#### Task prompt
"from" is the word to look for; copy each line of the listing where it occurs.

#### Excerpted records
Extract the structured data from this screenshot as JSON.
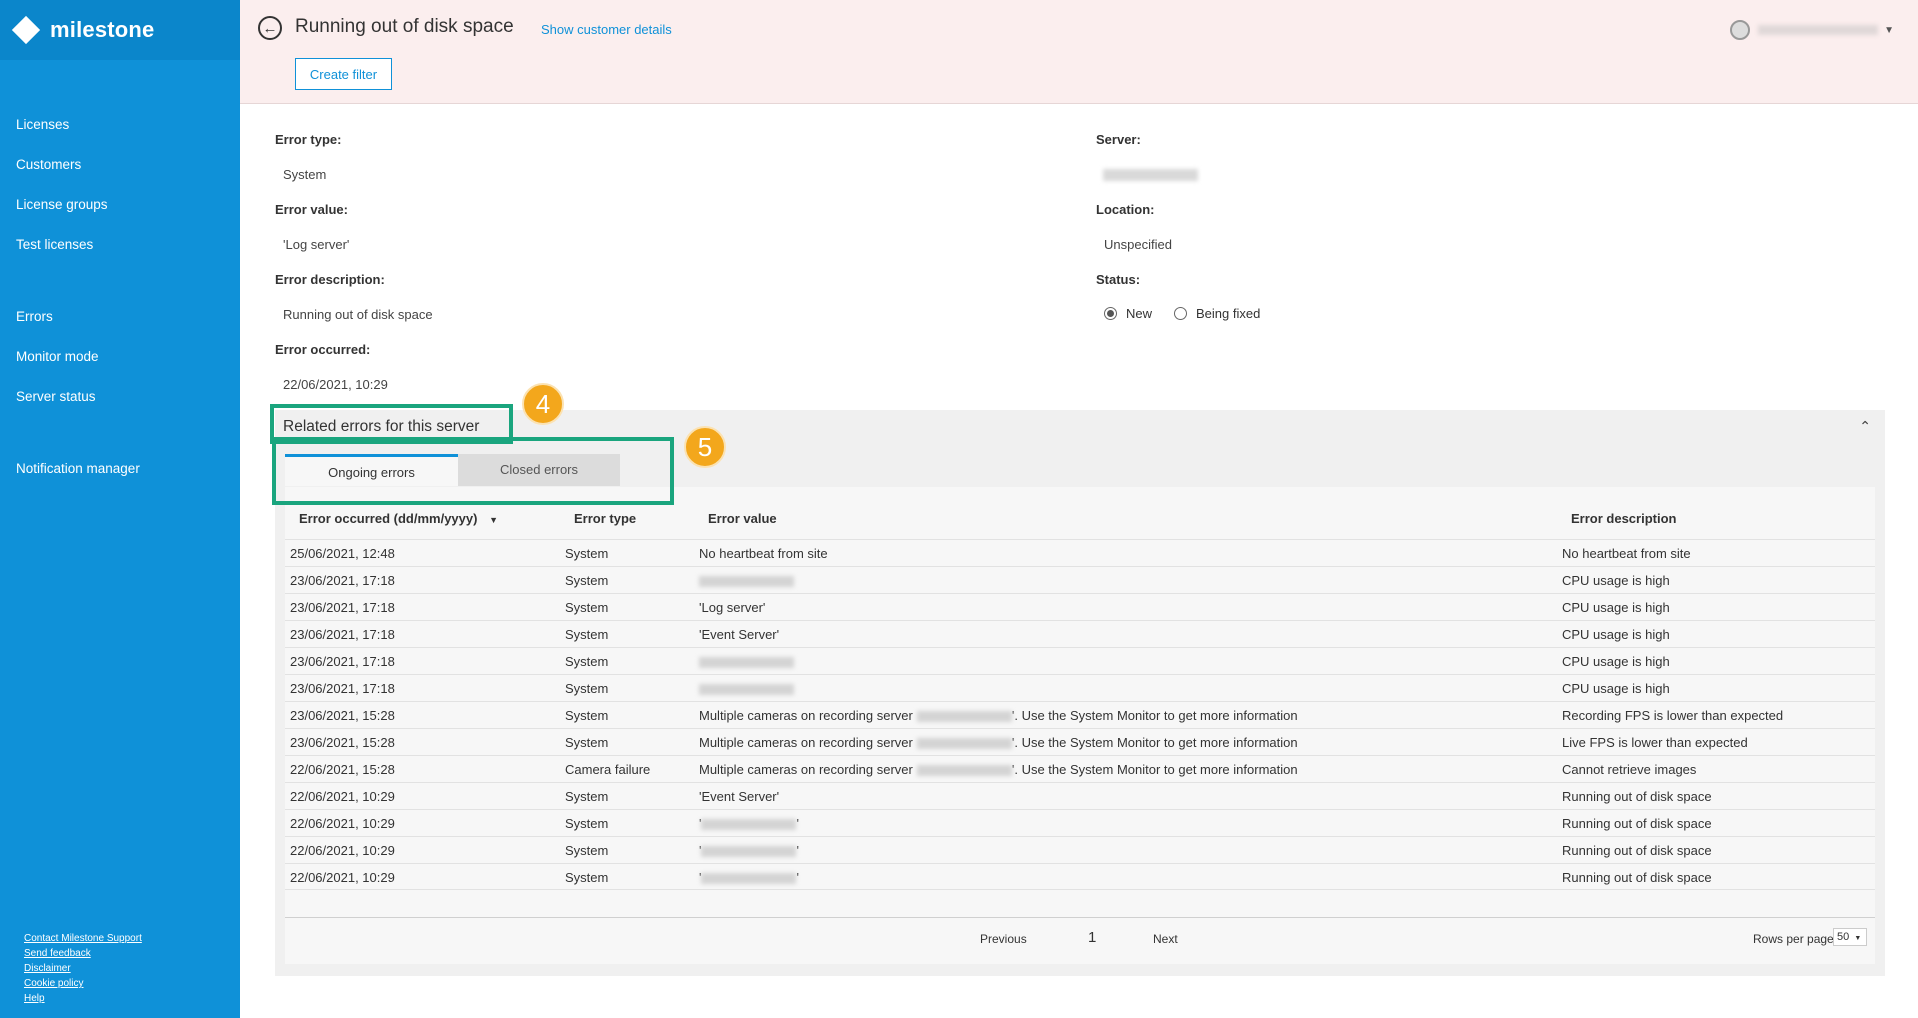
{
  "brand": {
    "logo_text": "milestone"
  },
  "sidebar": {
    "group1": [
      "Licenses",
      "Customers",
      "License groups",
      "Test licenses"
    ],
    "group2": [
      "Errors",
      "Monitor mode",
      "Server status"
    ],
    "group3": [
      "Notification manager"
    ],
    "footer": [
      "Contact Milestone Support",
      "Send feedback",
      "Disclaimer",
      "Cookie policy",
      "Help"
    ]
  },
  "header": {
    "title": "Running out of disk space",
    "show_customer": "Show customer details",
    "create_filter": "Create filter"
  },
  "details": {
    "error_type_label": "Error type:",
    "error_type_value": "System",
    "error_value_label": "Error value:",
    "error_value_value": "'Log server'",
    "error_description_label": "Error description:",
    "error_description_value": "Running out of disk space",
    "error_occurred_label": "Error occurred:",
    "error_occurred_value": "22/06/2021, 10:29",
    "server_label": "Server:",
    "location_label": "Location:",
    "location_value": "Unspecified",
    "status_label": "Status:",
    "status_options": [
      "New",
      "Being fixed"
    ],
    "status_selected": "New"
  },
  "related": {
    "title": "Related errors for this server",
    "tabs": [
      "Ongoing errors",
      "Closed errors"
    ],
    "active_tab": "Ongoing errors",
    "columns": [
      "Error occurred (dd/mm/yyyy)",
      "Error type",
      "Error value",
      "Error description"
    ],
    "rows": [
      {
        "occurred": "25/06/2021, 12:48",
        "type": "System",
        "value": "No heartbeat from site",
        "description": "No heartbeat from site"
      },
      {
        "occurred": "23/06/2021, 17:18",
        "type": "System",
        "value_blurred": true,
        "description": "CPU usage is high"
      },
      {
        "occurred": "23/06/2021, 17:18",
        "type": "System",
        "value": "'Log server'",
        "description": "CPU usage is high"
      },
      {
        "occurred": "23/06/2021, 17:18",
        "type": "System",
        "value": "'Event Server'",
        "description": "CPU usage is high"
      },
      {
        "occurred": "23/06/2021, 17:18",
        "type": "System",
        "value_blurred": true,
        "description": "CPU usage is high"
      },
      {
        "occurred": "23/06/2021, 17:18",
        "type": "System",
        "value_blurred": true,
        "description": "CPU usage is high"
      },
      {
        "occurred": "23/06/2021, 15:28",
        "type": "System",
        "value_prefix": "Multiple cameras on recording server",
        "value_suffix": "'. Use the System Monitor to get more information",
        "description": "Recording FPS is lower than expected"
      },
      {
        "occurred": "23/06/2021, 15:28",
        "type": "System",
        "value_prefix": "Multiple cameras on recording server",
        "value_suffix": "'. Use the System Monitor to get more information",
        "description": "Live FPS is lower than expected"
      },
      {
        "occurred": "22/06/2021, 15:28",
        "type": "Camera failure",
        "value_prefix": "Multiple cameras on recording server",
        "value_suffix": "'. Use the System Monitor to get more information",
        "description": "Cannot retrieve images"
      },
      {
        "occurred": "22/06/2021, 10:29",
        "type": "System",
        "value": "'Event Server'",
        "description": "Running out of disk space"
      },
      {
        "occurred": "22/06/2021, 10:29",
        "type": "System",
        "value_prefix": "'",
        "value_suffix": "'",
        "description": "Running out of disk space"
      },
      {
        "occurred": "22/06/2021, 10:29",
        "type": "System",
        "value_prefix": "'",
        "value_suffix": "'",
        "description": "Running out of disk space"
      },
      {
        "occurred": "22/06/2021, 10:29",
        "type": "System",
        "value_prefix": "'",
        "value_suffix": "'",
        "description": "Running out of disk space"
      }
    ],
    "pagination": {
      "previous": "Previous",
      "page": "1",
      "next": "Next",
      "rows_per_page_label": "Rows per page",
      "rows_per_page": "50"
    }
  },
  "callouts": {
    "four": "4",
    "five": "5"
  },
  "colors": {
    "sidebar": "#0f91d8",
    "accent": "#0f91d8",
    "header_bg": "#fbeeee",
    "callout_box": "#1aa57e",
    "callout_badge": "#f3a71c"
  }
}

#### Result
Extract the structured data from this screenshot as JSON.
        "value": "No heartbeat from site",
        "description": "No heartbeat from site"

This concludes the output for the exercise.